_WHAT THIS TASK INVOLVES_
Pull every line that includes the word "server" out of the data below and copy it.
[RECORDS SHOWN]
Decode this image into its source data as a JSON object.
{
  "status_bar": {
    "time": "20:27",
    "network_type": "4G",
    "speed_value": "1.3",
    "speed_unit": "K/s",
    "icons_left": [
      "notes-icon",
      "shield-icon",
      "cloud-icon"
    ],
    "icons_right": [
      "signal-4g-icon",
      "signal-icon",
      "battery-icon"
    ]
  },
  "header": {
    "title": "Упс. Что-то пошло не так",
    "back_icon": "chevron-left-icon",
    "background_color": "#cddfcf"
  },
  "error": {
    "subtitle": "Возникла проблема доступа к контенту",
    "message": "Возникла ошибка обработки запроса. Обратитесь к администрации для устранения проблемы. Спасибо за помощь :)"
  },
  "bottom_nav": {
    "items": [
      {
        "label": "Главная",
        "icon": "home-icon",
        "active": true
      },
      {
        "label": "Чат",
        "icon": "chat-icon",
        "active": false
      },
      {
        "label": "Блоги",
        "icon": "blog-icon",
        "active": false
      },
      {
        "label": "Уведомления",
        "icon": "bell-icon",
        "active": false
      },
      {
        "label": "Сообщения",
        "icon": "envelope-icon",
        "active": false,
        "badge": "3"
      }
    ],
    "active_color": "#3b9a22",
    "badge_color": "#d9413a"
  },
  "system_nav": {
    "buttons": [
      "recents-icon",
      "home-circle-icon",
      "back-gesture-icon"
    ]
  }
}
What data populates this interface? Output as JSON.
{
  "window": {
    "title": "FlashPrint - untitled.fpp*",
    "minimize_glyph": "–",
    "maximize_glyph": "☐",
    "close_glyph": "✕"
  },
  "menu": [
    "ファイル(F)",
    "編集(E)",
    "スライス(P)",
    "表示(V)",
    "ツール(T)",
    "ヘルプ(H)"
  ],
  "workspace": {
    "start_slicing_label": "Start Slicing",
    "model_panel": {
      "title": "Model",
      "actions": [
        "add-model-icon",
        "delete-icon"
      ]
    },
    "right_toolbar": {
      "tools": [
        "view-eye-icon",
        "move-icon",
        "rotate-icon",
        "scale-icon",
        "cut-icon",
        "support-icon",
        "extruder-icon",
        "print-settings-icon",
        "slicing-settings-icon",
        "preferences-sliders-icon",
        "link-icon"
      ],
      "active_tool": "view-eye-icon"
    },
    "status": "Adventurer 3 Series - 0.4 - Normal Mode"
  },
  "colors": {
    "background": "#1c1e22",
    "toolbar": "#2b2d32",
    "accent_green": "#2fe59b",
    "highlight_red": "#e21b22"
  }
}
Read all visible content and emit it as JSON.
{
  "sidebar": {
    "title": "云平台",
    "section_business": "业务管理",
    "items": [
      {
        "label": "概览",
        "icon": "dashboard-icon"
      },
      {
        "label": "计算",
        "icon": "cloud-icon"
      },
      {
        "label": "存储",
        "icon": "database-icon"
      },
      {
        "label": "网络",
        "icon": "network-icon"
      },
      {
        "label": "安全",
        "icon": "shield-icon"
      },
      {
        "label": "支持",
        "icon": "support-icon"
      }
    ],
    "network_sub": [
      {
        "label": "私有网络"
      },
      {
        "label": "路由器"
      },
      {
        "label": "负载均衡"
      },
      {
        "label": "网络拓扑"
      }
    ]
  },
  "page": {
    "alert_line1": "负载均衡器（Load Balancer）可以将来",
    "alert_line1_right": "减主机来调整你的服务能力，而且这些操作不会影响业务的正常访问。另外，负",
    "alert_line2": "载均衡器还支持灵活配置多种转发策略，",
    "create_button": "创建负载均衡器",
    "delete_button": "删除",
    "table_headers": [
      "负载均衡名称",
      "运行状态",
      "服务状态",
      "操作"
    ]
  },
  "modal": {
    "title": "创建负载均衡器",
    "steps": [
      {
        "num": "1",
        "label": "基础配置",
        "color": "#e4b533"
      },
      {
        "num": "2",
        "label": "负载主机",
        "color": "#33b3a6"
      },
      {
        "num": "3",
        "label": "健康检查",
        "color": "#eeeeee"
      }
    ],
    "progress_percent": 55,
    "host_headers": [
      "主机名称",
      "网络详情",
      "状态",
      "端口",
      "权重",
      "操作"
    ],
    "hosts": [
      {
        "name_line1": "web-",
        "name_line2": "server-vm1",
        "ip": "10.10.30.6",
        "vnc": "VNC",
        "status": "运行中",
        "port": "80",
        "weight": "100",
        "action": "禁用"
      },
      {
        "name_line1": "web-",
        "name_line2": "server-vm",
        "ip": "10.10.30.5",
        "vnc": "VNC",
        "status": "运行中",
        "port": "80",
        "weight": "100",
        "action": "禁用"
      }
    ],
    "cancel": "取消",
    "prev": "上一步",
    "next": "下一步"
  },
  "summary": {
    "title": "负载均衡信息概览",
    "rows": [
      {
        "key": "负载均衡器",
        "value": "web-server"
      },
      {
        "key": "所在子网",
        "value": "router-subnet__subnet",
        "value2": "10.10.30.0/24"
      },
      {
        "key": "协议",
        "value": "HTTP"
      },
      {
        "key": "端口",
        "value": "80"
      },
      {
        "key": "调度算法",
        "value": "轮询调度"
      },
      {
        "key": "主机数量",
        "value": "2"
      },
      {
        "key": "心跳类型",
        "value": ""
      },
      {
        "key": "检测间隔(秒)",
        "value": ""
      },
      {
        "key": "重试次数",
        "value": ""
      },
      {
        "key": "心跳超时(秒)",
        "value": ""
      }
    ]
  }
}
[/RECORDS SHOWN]
_RESPONSE BELOW_
        "name_line2": "server-vm1",
        "name_line2": "server-vm",
        "value": "web-server"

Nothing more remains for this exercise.